Missouri Hospital Association Strengthens Emergency Preparedness and Response

Missouri Hospital Association Strengthens Emergency Preparedness and Response

Article Oct 27, 2010

Today, hospitals and healthcare facilities across the country have the opportunity to strengthen their ability to respond to disasters, health pandemics and acts of terrorism. With $390.5 million in hospital preparedness funds from the U.S. Department of Health and Human Services available nationwide in 2010-2011, the pressing question that fund recipients are asking: How can we best leverage these federal funds to enhance our ability to serve our local communities in an emergency?

That's the same question that faced the 150-plus members of the Missouri Hospital Association (MHA) in 2009 when grants became available to them under the Hospital Preparedness Program (ASPR) CFDA93.889. Provided with a federal government equipment and guidance list, MHA members honed in on areas of highest priority.
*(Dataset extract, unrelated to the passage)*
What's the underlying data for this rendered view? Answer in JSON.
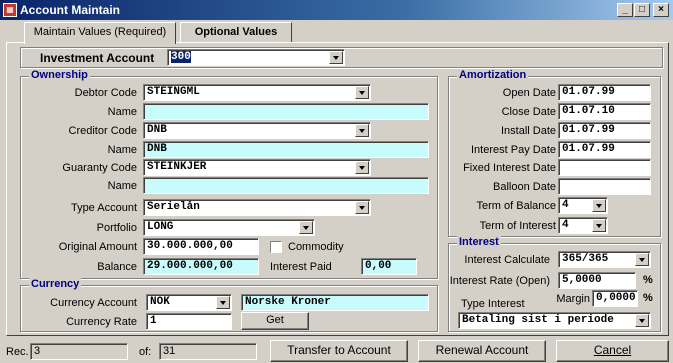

This included improving processes for managing fatalities and for evacuating patients to other locations or setting up on-site shelters.

Multi-purpose StatBand ID Offers a Solution

MHA-member hospitals began the process of selecting a tested emergency ID solution that would prove reliable under the most unimaginable circumstances. To prepare for the worst, these hospitals required a simple yet mistake-proof ID solution.

As MHA-member facilities discovered, the StatBand solution offers multiple uses for emergency preparedness and response including:


  • Emergency response--StatBands provide quick, accurate, trackable ID and serve as a key emergency management tool in the event of a hospital evacuation or a required shelter scenario.
  • Emergency room use--StatBands offer quick identification and admission of emergency room patients, as well as an immediate assessment and treatment of everyday patients or walking-wounded after an MCI.
  • Preparedness trainings and drills--Practice makes perfect and saves lives. StatBands can be used in preparedness training sessions and drills.


As a vital tool in an emergency preparedness arsenal, the StatBand offers the following features and benefits:


  • One-piece fastening system ensures triage tags won't tangle like paper and string tags
  • Advanced water- and abrasive-resistant three-ply polymer construction provides superior durability over paper and string tags
  • Easily identifiable, tear-off triage status bars can be used to further assign patient's treatment/medical needs
  • Prebundled group of 25 tags neatly organized to a clip-on belt fastener allows medical staff quick access and both hands free to do jobs
  • Each patient's tag is sequentially numbered and uniquely barcoded to distinguish the patient, his/her belongings, forms, etc.
  • Self-adhesive, uniquely numbered barcode labels facilitate unmistakable identification and immediate electronic tracking
  • Back of tag can be used to record vitals, general patient notes, etc.
  • Removable NOT DECON'D label permits easy identification of patients after DECON.


Continue Reading

Visit www.statband.com for more information.


Crestline Coach attended the Eighth Annual Saskatchewan Health & Safety Leadership conference on June 8 to publicly sign the “Mission: Zero” charter on behalf of the organization, its employees and their families.
ImageTrend, Inc. announced the winners of the 2017 Hooley Awards, which recognize those who are serving in a new or innovative way to meet the needs of their organization, including developing programs or solutions to benefit providers, administrators, or the community.
Firefighters trained with the local hospital in a drill involving a chemical spill, practicing a decontamination process and setting up a mass casualty tent for patient treatment.
Many oppose officials nationwide who propose limiting Narcan treatment on patients who overdose multiple times to save city dollars, saying it's their job to save lives, not to play God.
While it's unclear what exact substance they were exposed to while treating a patient for cardiac arrest, two paramedics, an EMT and a fire chief were observed at a hospital after experiencing high blood pressure, rapid heartbeat, and mood changes.
After a forest fire broke out, students, residents and nursing home residents were evacuated and treated for light smoke inhalation before police started allowing people to return to their buildings.
AAA’s Stars of Life program celebrates the contributions of ambulance professionals who have gone above and beyond the call of duty in service to their communities or the EMS profession.
Forthcoming events across the country will provide a forum for questions and ideas
The Harris County Office of Homeland Security & Emergency Management (HCOHSEM) has released its 2016 Annual Report summarizing HCOHSEM’s challenges, operations and key accomplishments during the past year.
Patients living in rural areas can wait up to 30 minutes on average for EMS to arrive, whereas suburban or urban residents will wait up to an average of seven minutes.
Tony Spadaro immediately started performing CPR on his wife, Donna, when she went into cardiac arrest, contributing to her survival coupled with the quick response of the local EMS team, who administered an AED shock to restore her heartbeat.
Sunstar Paramedics’ clinical services department and employee Stephen Glatstein received statewide awards.
A Good Samaritan, Jeremy English, flagged down a passing police officer asking him for Narcan after realizing the passengers in the parked car he stopped to help were overdosing on synthetic cannabinoids.
Family and fellow firefighters and paramedics mourn the loss of Todd Middendorf, 46, called "one of the cornerstones" of the department.